Ofcom imposes spectrum cap on UK market, leaves Three fuming

News

UK regulator Ofcom has imposed caps on the levels of spectrum operators can hold, sparking fury at Three, which said the move was "a kick in the teeth for consumers" that did not go far enough.

The regulator outlined plans this morning to sell 40MHz of 2.3GHz spectrum and 150MHz of 3.4GHz in September, increasing the amount of airwaves for mobile broadband use by almost a third. Both bands had been used by the UK's Ministry of Defence.

As it first proposed in 2016, Ofcom is putting a cap of 255MHz on "immediately useable" spectrum that a single operator can hold following the auction.

Winners of the 2.3GHz spectrum could hypothetically begin rolling it out immediately because of handset compatibility from the likes of Apple and Samsung.

However, the cap means that BT/EE, which holds 255MHz of useable spectrum and has a mobile customer base of 30 million, will be the only operator unable to bid for 2.3GHz.

EE's CEO Marc Allera said he did not agree caps were necessary for the UK but added he was looking forward to bidding for additional spectrum.

Ofcom will also impose an overall cap of 340MHz on total spectrum holdings, the equivalent of 37 percent of all spectrum in play by 2020. This move has angered Three, which had been campaigning for a 30 percent cap.

In a strongly worded statement, Three UK CEO Dave Dyson said: "Ofcom’s proposal is a kick in the teeth for all consumers and in particular for the near-200,000 people who signed up to the 'Make the Air Fair' campaign.

“By making decisions that increase the dominance of the largest operators, Ofcom is damaging competition, restricting choice and pushing prices up for the very consumers that it is meant to protect.

“The mobile market is imbalanced and failing customers. Ofcom has shown little interest in tackling the problem. We will consider our response as a matter of urgency.”

Three holds 90MHz of the UK's currently useable spectrum and while it is the smallest player by customer base, at around 10 million, it carries 35 percent of total data consumption.

However, Ofcom said Three's acquisition of UK Broadband boosted its spectrum coffers by 40MHz in the 3.4GHz band, as well as 84MHz in the 3.6-3.8GHz band.

Three also holds 20MHz of spectrum in 1400MHz band, thanks to a trade with Qualcomm in 2015. Ofcom said that holding could be used from 2018 to help boost capacity.

Ofcom also said Three was being “overly pessimistic” about the state of the UK market in its response to the regulator's consultation on its forthcoming spectrum auction.
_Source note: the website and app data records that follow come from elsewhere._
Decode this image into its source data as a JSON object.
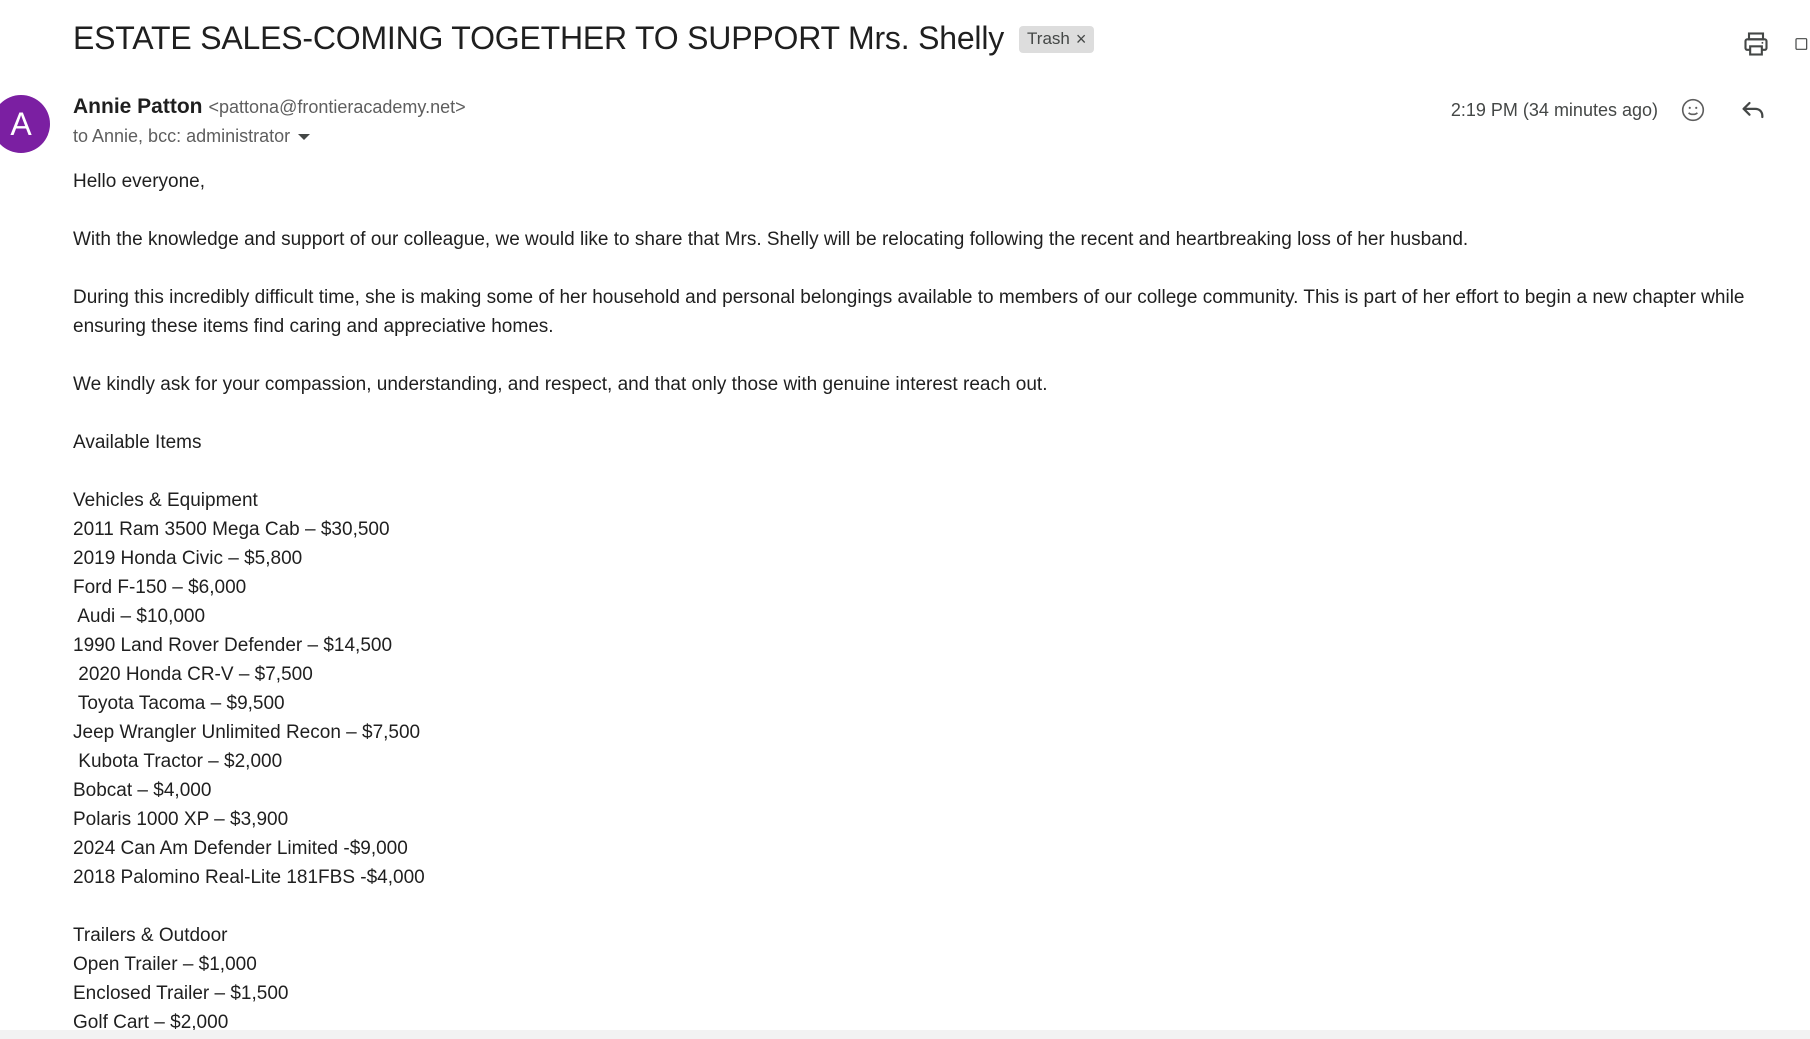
{
  "email": {
    "subject": "ESTATE SALES-COMING TOGETHER TO SUPPORT Mrs. Shelly",
    "label": "Trash",
    "label_remove": "×",
    "sender_initial": "A",
    "sender_name": "Annie Patton",
    "sender_email": "<pattona@frontieracademy.net>",
    "recipients": "to Annie, bcc: administrator",
    "timestamp": "2:19 PM (34 minutes ago)"
  },
  "icons": {
    "print": "print-icon",
    "open_new_window": "open-in-new-window-icon",
    "emoji": "emoji-reaction-icon",
    "reply": "reply-icon",
    "recipients_expand": "chevron-down-icon"
  },
  "colors": {
    "avatar": "#7b1fa2",
    "chip_bg": "#dddddd",
    "text": "#1f1f1f",
    "muted": "#5e5e5e"
  },
  "body": {
    "greeting": "Hello everyone,",
    "paragraph1": "With the knowledge and support of our colleague, we would like to share that Mrs. Shelly will be relocating following the recent and heartbreaking loss of her husband.",
    "paragraph2": "During this incredibly difficult time, she is making some of her household and personal belongings available to members of our college community. This is part of her effort to begin a new chapter while ensuring these items find caring and appreciative homes.",
    "paragraph3": "We kindly ask for your compassion, understanding, and respect, and that only those with genuine interest reach out.",
    "available_heading": "Available Items",
    "sections": [
      {
        "title": "Vehicles & Equipment",
        "items": [
          "2011 Ram 3500 Mega Cab – $30,500",
          "2019 Honda Civic – $5,800",
          "Ford F-150 – $6,000",
          " Audi – $10,000",
          "1990 Land Rover Defender – $14,500",
          " 2020 Honda CR-V – $7,500",
          " Toyota Tacoma – $9,500",
          "Jeep Wrangler Unlimited Recon – $7,500",
          " Kubota Tractor – $2,000",
          "Bobcat – $4,000",
          "Polaris 1000 XP – $3,900",
          "2024 Can Am Defender Limited -$9,000",
          "2018 Palomino Real-Lite 181FBS -$4,000"
        ]
      },
      {
        "title": "Trailers & Outdoor",
        "items": [
          "Open Trailer – $1,000",
          "Enclosed Trailer – $1,500",
          "Golf Cart – $2,000"
        ]
      }
    ]
  }
}
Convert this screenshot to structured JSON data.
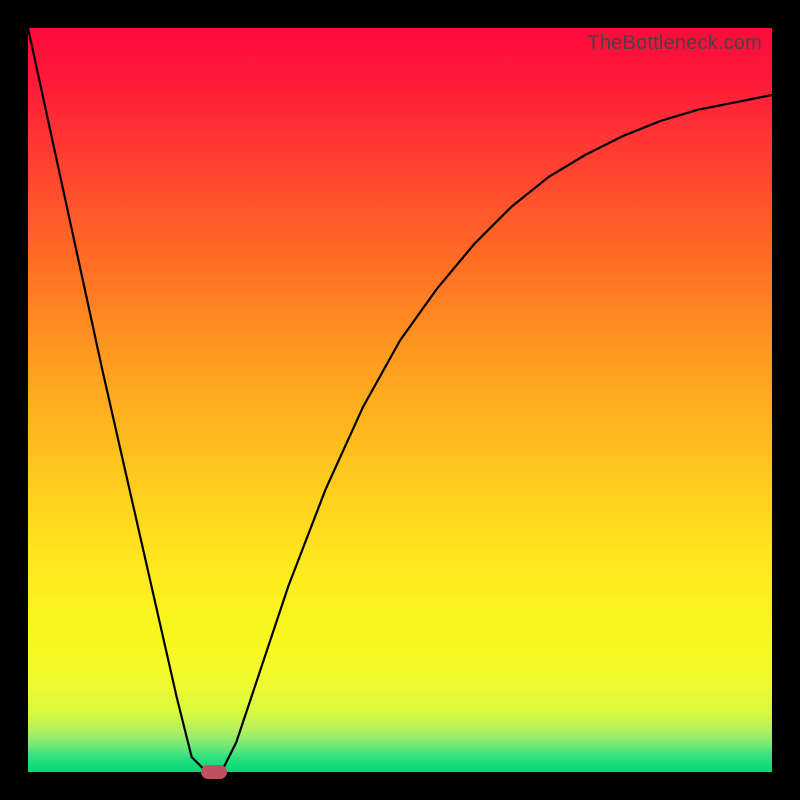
{
  "watermark": "TheBottleneck.com",
  "colors": {
    "frame": "#000000",
    "curve": "#000000",
    "marker": "#c05060",
    "gradient_stops": [
      {
        "pos": 0.0,
        "hex": "#ff0a3a"
      },
      {
        "pos": 0.46,
        "hex": "#ffa020"
      },
      {
        "pos": 0.82,
        "hex": "#f8f81e"
      },
      {
        "pos": 1.0,
        "hex": "#00d878"
      }
    ]
  },
  "chart_data": {
    "type": "line",
    "title": "",
    "xlabel": "",
    "ylabel": "",
    "xlim": [
      0,
      100
    ],
    "ylim": [
      0,
      100
    ],
    "x": [
      0,
      5,
      10,
      15,
      20,
      22,
      24,
      25,
      26,
      28,
      30,
      35,
      40,
      45,
      50,
      55,
      60,
      65,
      70,
      75,
      80,
      85,
      90,
      95,
      100
    ],
    "values": [
      100,
      77,
      54,
      32,
      10,
      2,
      0,
      0,
      0,
      4,
      10,
      25,
      38,
      49,
      58,
      65,
      71,
      76,
      80,
      83,
      85.5,
      87.5,
      89,
      90,
      91
    ],
    "optimum_marker": {
      "x": 25,
      "y": 0
    }
  }
}
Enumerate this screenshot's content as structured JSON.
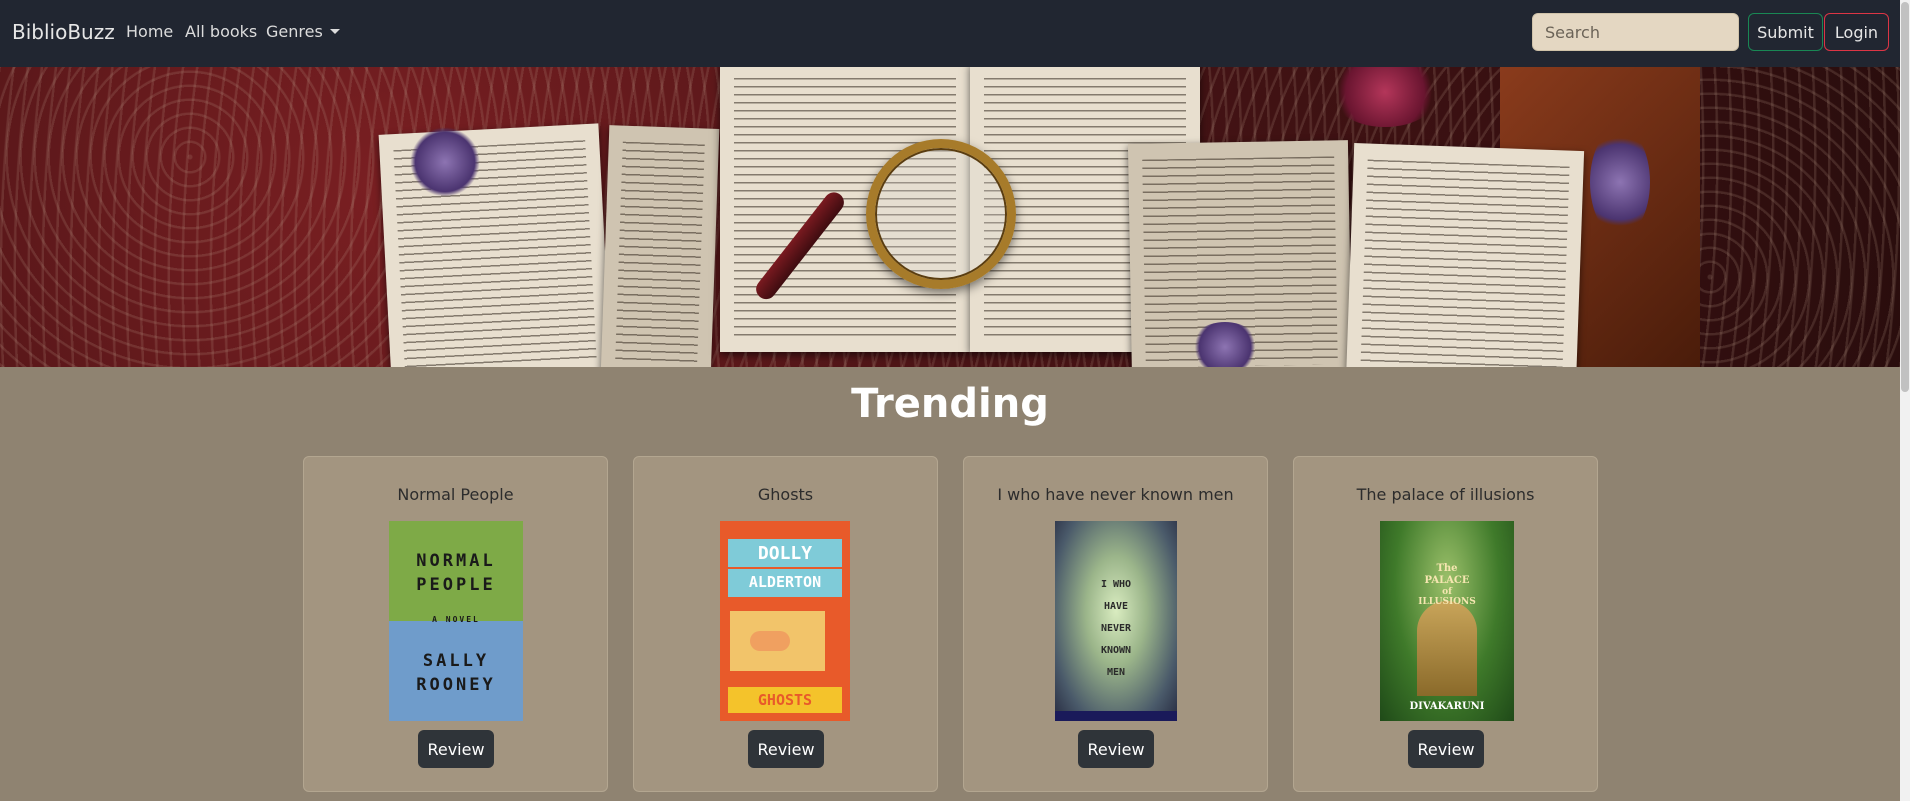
{
  "navbar": {
    "brand": "BiblioBuzz",
    "links": [
      {
        "label": "Home"
      },
      {
        "label": "All books"
      },
      {
        "label": "Genres"
      }
    ],
    "search_placeholder": "Search",
    "submit_label": "Submit",
    "login_label": "Login"
  },
  "trending": {
    "title": "Trending",
    "books": [
      {
        "title": "Normal People",
        "review_label": "Review",
        "cover": {
          "line1": "NORMAL",
          "line2": "PEOPLE",
          "line3": "A NOVEL",
          "line4": "SALLY",
          "line5": "ROONEY"
        }
      },
      {
        "title": "Ghosts",
        "review_label": "Review",
        "cover": {
          "line1": "DOLLY",
          "line2": "ALDERTON",
          "line3": "GHOSTS"
        }
      },
      {
        "title": "I who have never known men",
        "review_label": "Review",
        "cover": {
          "line1": "I WHO",
          "line2": "HAVE",
          "line3": "NEVER",
          "line4": "KNOWN",
          "line5": "MEN"
        }
      },
      {
        "title": "The palace of illusions",
        "review_label": "Review",
        "cover": {
          "line1": "The",
          "line2": "PALACE",
          "line3": "of",
          "line4": "ILLUSIONS",
          "line5": "DIVAKARUNI"
        }
      }
    ]
  },
  "colors": {
    "navbar_bg": "#212631",
    "page_bg": "#8f8371",
    "card_bg": "#a39580",
    "submit_border": "#198754",
    "login_border": "#dc3545",
    "review_btn_bg": "#2f3439"
  },
  "icons": {
    "prev": "chevron-left-icon",
    "next": "chevron-right-icon",
    "dropdown": "caret-down-icon"
  }
}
Vodafone was another beneficiary of the Qualcomm trade and holds 176MHz of useable spectrum. It has 19.5 million customers, the third biggest UK operator by customer base, and is behind O2, which has the UK's smallest spectrum holding at 86MHz but more than 25 million customers.

Mark Evans, CEO of O2, said the plans "fell short of our expectations", although he did not outline what they were and added he was looking forward to taking part in the auction.

A Vodafone spokesperson welcomed the plans to hold the auction this year and added: "However, we also need to see Ofcom and the UK Government support a pro-investment approach to infrastructure investment more broadly to ensure networks can be built out quickly and efficiently.”

Kester Mann, Principal Analyst at CCS Insight, said the demand for spectrum and differing priorities of the UK's four operators meant Ofcom was always going to draw criticism for any decision.

He said: "Three’s immediate response represented a stinging attack on the regulator following months of campaigning for more favourable conditions.

Spectrum is vital to it turning around its precarious position in the UK and re-energising a disruptive strategy.

"However, it now needs to push ahead with a bold strategy for the auction and invest strongly to counter criticism from rivals that say it has shied away from previous opportunities.

"The sale is every bit as vital for O2, which has a similar spectrum holding as Three, but more than twice as many customers. It also desperately needs a positive outcome at the auction, but today’s announcement at least offers some clarity to parent Telefónica, as it seeks an IPO of the UK business later in the year."

Ofcom also said it would look to include coverage obligations for the forthcoming 700MHz auction to include rural areas and indoor. The regulator is planning to sell off an as yet unconfirmed amount of spectrum within that band by 2020.

The regulator is anticipating 3.4GHz spectrum would be used for forthcoming 5G services from 2019 and had hoped to make a chunk of 3.6-3.8GHz spectrum available at the same time.

However, it said this morning it had "less confidence" in freeing up the 3.6-3.8GHz band in time and said it would release forthcoming plans for that spectrum.

Philip Marnick, Ofcom’s Spectrum Group Director, said: “Spectrum is a vital resource that fuels the UK’s economy. We’ve designed this auction to ensure that people and businesses continue to benefit from strong competition for mobile services.

“We want to see this spectrum in use as soon as possible. With smartphones and tablets using even more data, people need a choice of fast and reliable mobile networks. These new airwaves will support better services for mobile users, and allow operators to innovate and build for the future.”